Even after practicing, it is important to get the whistle signal right. Again I have heard handlers casting the dog off with two ‘toots’ and then using the same two ‘toots’ to try and turn the dog. In the dogs mind two ‘toots’ could mean go away from me (learned from being cast off with the signal) and I have often seen this happen. The dog then gets into trouble for doing what it has been taught. I have also heard handlers using one short to medium length ‘toot’ to stop and sit the dog and  a long single ‘toot’ to bring them in. The length of the blow indicating what is required. This can only be confusing to the dog. My own preference is One ‘toot’  sharp and definite to stop and sit, two ‘toots’, ‘toot-toot’ overlapping to turn while hunting, and a series of  overlapping ‘toot-toots’, with a short split second space in between – (‘toot-toot’, space, ’toot-toot’, space ’toot-toot’.) to command the recall.

To actually blow the whistle is easy once you know how and have practised. It is not so much a blow but a ‘spitting’ of air. With the whistle held firmly between your teeth, if you place your tongue over the opening and then ‘spit’ blow, your tongue will leave the opening automatically and the whistle will activate. Practice blowing at different intensities, so that like a musician you can get the feel of the whistle, which in itself is a musical instrument. It should come as naturally as driving a car or combing your hair. When training up close I try to blow with a low intensity. A dog’s hearing is very acute and I find that blowing it at a lower volume firstly gets them listening more intently and secondly when they are away from you, you can increase the volume so that it sound similar to the close up  volume at increasing distances.

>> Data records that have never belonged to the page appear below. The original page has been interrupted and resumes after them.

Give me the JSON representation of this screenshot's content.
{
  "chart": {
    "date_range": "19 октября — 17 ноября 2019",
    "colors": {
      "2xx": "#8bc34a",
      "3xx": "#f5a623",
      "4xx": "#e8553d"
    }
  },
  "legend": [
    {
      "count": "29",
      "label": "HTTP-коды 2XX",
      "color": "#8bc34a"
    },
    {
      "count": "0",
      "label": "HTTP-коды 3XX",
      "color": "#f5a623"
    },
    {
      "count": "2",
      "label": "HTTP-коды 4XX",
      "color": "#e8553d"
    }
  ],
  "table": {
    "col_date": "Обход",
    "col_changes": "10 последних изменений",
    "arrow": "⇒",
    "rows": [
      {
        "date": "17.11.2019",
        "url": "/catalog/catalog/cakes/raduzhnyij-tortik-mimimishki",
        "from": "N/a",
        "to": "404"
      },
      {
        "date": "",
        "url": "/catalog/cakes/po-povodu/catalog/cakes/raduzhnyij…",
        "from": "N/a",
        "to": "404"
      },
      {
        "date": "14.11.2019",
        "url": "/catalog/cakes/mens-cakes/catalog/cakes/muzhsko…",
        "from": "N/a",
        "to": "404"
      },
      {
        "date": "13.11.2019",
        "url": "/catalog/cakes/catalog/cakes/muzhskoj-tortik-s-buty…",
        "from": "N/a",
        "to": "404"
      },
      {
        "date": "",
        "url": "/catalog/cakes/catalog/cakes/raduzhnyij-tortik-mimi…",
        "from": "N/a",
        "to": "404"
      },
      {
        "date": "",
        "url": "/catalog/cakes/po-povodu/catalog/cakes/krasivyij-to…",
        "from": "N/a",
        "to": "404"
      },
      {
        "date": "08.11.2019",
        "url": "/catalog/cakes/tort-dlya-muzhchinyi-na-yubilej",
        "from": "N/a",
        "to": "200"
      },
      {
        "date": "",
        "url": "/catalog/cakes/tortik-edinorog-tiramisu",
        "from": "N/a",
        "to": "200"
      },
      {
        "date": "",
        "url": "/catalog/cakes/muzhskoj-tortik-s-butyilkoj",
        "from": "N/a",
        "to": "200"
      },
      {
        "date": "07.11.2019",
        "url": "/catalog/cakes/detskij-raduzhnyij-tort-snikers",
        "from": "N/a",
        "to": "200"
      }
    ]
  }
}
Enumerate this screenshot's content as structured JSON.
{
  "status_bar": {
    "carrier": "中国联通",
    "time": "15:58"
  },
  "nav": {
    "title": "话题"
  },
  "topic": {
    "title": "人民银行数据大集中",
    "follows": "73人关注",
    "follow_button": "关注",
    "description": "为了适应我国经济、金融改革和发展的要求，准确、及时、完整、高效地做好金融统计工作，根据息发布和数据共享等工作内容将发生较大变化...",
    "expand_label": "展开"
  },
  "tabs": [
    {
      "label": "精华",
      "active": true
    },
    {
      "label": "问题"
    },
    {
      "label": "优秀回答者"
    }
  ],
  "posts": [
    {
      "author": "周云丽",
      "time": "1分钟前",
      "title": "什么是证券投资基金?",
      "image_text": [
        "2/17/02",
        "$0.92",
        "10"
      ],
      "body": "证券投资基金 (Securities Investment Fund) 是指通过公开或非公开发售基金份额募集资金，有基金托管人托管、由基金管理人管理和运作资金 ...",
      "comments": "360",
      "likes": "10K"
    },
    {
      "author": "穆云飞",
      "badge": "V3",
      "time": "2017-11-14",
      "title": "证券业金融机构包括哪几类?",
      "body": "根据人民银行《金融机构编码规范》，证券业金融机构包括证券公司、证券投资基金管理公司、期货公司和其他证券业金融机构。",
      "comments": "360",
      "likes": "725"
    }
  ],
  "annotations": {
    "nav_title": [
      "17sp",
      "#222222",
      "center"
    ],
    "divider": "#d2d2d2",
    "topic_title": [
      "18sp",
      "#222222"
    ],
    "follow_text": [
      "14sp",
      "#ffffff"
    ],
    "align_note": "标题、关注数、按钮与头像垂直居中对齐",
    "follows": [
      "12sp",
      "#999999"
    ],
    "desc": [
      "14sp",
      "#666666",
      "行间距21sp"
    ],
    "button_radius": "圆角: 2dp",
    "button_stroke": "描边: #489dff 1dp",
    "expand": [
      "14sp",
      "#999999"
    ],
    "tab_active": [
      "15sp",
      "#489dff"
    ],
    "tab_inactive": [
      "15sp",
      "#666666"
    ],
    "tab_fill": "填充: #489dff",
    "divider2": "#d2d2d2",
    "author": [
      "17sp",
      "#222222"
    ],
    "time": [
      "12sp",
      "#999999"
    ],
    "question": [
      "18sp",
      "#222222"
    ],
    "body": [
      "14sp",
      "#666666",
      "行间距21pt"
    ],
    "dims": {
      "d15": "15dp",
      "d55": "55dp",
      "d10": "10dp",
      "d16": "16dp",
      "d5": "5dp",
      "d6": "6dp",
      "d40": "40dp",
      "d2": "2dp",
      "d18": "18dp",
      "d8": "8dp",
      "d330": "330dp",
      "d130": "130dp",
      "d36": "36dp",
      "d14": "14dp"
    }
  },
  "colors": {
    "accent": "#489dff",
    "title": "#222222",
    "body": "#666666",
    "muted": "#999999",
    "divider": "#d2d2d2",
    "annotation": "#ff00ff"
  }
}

There are many different types of whistle you can use. My own personal preference are plastic with the exception of a silent whistle I like to use for my spaniels. This is metal. But I fit a piece of rubber tubing over the mouth piece so that I can hold it between my teeth. The whistles which often create problems are what I call the decorative ones. Stag horn whistles in particular have a ‘dead’ sound to them and although they look smart, are not as effective as the higher frequency precision whistles for getting through to the dog. Especially when it is working in top gear. Whistles are a personal thing with trainers and we all have our favorites. The interesting feature of them is that even though you may have three or four handlers working experienced dogs all at the same time using exactly the same model of whistle, each dog will only be reacting to its own handlers whistle. The dog will recognize its own handlers whistle ‘accent’. That is why that ‘accent’ has to be practised to be consistent no matter what the situation or activity level. It then becomes a distinctive individual sound. Your own whistle ‘accent’.

I am always of the opinion that if I have trained my dog correctly, it is always trying to please me, however if it is not clear what I am asking it to do through confusion on the whistle, it is only me to blame. And I know myself that in moments of panic and stress it is only the years of practice and experience of blowing that makes whistling come as natural as it does – you do it instinctively and correctly  without even thinking.  So go on – practice and  “Give a little whistle!” [MD1].